▸ **Action item**
Output each entry in full so that the result matches the data exactly.

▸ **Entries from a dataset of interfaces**
◇ ◇ ◇ ◇ ◇ ◇ ◇
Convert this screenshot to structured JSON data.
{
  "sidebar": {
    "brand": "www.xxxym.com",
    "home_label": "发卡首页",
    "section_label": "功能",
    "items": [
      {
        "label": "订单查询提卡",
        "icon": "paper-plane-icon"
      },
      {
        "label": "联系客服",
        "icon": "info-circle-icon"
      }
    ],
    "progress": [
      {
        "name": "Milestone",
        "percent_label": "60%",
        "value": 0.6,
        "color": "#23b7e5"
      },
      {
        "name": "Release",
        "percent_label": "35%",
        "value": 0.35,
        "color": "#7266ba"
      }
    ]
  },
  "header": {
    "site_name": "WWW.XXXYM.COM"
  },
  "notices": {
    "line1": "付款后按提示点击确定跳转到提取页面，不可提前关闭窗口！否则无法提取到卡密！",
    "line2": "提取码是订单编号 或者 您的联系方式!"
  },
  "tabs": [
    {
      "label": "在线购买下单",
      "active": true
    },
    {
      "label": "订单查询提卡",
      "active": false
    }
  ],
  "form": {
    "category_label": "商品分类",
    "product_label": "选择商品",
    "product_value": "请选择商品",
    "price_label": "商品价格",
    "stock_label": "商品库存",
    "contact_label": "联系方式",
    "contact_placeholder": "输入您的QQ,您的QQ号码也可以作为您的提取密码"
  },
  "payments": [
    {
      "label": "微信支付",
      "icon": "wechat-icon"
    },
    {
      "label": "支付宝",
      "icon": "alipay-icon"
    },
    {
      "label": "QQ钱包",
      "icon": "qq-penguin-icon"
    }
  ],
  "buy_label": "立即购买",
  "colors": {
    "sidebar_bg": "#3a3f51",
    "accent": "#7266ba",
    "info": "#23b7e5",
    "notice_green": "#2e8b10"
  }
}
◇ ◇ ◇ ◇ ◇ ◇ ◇
▸ **Finished task**
Convert this screenshot to structured JSON data.
{
  "sidebar": {
    "brand": "www.xxxym.com",
    "home_label": "发卡首页",
    "section_label": "功能",
    "items": [
      {
        "label": "订单查询提卡",
        "icon": "paper-plane-icon"
      },
      {
        "label": "联系客服",
        "icon": "info-circle-icon"
      }
    ],
    "progress": [
      {
        "name": "Milestone",
        "percent_label": "60%",
        "value": 0.6,
        "color": "#23b7e5"
      },
      {
        "name": "Release",
        "percent_label": "35%",
        "value": 0.35,
        "color": "#7266ba"
      }
    ]
  },
  "header": {
    "site_name": "WWW.XXXYM.COM"
  },
  "notices": {
    "line1": "付款后按提示点击确定跳转到提取页面，不可提前关闭窗口！否则无法提取到卡密！",
    "line2": "提取码是订单编号 或者 您的联系方式!"
  },
  "tabs": [
    {
      "label": "在线购买下单",
      "active": true
    },
    {
      "label": "订单查询提卡",
      "active": false
    }
  ],
  "form": {
    "category_label": "商品分类",
    "product_label": "选择商品",
    "product_value": "请选择商品",
    "price_label": "商品价格",
    "stock_label": "商品库存",
    "contact_label": "联系方式",
    "contact_placeholder": "输入您的QQ,您的QQ号码也可以作为您的提取密码"
  },
  "payments": [
    {
      "label": "微信支付",
      "icon": "wechat-icon"
    },
    {
      "label": "支付宝",
      "icon": "alipay-icon"
    },
    {
      "label": "QQ钱包",
      "icon": "qq-penguin-icon"
    }
  ],
  "buy_label": "立即购买",
  "colors": {
    "sidebar_bg": "#3a3f51",
    "accent": "#7266ba",
    "info": "#23b7e5",
    "notice_green": "#2e8b10"
  }
}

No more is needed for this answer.